City planning can be a dull subject. Even the big controversies around it rarely inspire anything beyond newspaper reports. Not until it is the story of Jane Jacobs and Robert Moses. ‘A Marvellous Order’ is an opera about the two individuals and the future of a great city.
Robert Moses was one of the most powerful unelected officials in New York City. From late 20s to the mid-60s, he built all the big power plants, housing projects and roadways in New York. “He is centrally concerned with traffic and creating access for cars,” says the narrator of the opera.
Journalist and self-taught urbanist Jane Jacobs’ focus was “pedestrians and what make a neighbourhood vibrant and functional... what makes you want to live there”. Looking out of the window from her home in Greenwich Village, she observed her neighbourhood for what works and what doesn’t, and put them down in a 1961 classic, The Death and Life of Great American Cities.
Moses planned a highway that would have demolished Jacobs’ Greenwich Village neighbourhood, including the iconic Washington Square. She and her neighbours fought back. In the end, David won. Goliath was removed and his dream project scrapped.
There is more to Jacob’s story than her fight. She left behind ideas that were relevant not just for New York City in the 60s. They make sense in any metropolis, including contemporary Delhi.
Eyes on the streets: You’ve probably heard that phrase before. It was Jacobs who coined it 55 years ago. For her, “a well-used city street is apt to be a safe street”. In Delhi, successive surveys have shown that unlit bus stops, subways and deserted streets are the city’s most unsafe spaces.
Jacobs wrote that in order for a street to be safe, “there must be eyes upon the street... eyes belonging to those we might call the natural proprietors of the street”. They could be neighbours, shopkeepers, vendors, or even children playing on sidewalks, providing a kind of an informal surveillance.

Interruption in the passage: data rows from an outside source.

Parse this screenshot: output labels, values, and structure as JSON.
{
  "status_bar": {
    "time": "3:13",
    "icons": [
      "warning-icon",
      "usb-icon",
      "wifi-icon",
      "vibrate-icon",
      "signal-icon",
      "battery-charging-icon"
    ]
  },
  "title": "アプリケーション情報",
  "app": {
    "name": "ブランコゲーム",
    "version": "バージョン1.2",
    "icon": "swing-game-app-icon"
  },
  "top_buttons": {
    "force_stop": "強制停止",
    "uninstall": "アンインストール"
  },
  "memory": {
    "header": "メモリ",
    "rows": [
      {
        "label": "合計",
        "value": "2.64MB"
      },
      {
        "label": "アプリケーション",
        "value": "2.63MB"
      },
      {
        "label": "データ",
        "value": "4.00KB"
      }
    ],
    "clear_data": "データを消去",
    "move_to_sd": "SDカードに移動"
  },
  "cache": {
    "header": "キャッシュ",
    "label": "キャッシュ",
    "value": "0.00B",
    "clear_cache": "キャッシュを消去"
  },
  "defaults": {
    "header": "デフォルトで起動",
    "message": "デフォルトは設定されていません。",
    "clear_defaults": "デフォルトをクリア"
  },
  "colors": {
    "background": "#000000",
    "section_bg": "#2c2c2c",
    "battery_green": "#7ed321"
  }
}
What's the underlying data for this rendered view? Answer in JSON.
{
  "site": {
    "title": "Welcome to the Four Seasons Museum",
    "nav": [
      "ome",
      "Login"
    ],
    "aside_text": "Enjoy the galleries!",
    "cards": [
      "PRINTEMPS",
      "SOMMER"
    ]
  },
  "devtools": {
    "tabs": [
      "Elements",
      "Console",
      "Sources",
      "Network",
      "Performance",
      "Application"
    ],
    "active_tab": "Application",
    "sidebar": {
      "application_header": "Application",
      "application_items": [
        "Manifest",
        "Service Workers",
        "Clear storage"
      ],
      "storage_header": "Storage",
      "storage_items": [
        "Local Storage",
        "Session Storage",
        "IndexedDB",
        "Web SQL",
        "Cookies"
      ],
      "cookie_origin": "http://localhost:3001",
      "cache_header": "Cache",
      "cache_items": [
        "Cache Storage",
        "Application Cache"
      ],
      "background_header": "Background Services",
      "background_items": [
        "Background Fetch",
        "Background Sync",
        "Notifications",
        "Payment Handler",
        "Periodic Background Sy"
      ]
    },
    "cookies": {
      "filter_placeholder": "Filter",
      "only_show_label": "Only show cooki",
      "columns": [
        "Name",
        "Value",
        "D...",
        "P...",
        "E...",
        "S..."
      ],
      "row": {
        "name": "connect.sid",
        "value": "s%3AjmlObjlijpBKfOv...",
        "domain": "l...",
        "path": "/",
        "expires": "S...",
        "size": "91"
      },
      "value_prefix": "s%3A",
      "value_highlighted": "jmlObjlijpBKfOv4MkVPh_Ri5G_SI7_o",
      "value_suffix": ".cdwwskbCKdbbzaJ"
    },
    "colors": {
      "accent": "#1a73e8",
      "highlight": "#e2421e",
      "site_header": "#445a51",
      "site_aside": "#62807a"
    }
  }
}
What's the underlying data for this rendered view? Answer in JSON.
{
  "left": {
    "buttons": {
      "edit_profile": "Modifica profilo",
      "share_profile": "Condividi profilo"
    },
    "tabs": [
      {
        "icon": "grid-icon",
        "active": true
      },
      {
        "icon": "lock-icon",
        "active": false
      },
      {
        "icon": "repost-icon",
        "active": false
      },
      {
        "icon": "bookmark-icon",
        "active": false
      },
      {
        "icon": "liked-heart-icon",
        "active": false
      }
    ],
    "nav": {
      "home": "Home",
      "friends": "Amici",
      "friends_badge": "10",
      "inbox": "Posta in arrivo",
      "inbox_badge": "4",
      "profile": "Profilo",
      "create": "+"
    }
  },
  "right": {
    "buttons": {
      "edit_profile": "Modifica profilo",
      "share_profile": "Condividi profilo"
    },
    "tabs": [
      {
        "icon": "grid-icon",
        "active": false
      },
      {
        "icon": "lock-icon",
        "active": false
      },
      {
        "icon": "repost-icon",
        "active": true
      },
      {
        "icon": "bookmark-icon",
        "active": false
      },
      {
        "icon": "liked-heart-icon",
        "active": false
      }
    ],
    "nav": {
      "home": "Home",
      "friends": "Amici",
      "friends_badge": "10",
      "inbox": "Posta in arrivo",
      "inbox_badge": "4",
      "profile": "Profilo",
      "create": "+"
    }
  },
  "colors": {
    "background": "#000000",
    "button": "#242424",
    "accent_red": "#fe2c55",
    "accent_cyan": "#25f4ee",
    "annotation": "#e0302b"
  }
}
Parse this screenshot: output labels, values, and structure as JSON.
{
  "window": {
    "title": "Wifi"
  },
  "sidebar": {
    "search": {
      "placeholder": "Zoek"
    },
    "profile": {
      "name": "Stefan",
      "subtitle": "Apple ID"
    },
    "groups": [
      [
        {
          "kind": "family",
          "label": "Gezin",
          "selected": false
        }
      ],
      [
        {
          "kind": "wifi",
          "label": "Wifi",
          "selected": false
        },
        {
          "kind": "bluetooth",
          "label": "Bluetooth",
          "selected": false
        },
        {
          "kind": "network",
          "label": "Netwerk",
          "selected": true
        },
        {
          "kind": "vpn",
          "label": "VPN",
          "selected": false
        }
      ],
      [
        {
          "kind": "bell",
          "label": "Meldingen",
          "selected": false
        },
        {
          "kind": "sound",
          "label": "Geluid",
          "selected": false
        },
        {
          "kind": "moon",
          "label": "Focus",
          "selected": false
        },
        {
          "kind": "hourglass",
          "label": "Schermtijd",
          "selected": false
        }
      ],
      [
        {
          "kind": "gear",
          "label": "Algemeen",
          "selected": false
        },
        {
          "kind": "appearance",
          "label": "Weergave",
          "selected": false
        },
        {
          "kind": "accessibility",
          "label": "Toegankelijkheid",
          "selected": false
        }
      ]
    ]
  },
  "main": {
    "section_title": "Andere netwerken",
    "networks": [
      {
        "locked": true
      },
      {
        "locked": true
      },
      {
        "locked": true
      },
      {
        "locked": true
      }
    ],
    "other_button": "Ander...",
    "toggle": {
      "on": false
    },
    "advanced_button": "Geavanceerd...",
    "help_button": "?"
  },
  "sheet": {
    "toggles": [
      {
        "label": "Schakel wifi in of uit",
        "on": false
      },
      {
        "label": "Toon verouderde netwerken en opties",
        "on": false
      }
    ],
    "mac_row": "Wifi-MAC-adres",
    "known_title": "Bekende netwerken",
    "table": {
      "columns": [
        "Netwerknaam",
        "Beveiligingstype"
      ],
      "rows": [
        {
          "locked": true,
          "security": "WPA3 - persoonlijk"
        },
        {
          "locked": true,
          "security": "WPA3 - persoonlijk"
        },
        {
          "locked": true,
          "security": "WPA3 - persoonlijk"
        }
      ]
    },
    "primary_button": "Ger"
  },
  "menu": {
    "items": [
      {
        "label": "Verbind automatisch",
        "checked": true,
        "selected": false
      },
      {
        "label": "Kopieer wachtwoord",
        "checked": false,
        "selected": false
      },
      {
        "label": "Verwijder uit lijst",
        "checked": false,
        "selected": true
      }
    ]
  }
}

Mixed Land Use: For Jacobs, cities were “organic, spontaneous, and untidy” by nature. She advocated integration of different uses, whether residential or commercial. “These intricate mingling of different uses in cities is not a form of chaos. On the contrary, they represent a complex and highly developed form of order,” she wrote, opposing retail-free public housing projects. For her, street life was the essence of city living. Today, the concept is best showcased in Jacobs’ Manhattan.
The need for concentration: Jacobs didn’t like the idea of suburban living. “You can’t rely on bringing people downtown, you have to put them there,” she wrote, arguing that we could reduce the damage on environment by living in densely populated areas and walking to work. For her, “not TV or illegal drugs but the automobile has been the chief destroyer of American communities.” With nine million vehicles, perpetually clogged roads and the world’s worst air quality, Delhi could bet on this thought.
Harvard economist and author of Triumph of the City, Edward Glaeser thinks Jacobs’ ideas are a solution to global warming. “If billions of Chinese and Indians insist on leafy suburbs and the large homes and cars those suburbs entail, then the world’s carbon emissions will soar. The critical question is whether, as Asia develops, it will become a continent of suburban drivers or urban public transit users,” he writes.
Preserving the old: Jacobs wrote that a city zone “must mingle buildings that vary in age and condition, including a good proportion of old ones so that they vary in the economic yield that they must produce”.
One of India’s oldest living cities, Delhi could have provided the best of this mingling. But except the well-preserved Lutyens’ Zone, the national capital’s other heritage areas, including the 378-year-old walled city, resemble slums. World over, old neighbourhoods are where creativity thrives and local economy flourishes. “Old ideas can sometimes use new buildings. New ideas must use old buildings,” she wrote.
If alive, Jacobs would have turned 100 on May 4. Nobody said it better than her about great cities that they have “the capability of providing something for everybody, only because, and only when, they are created by everybody”.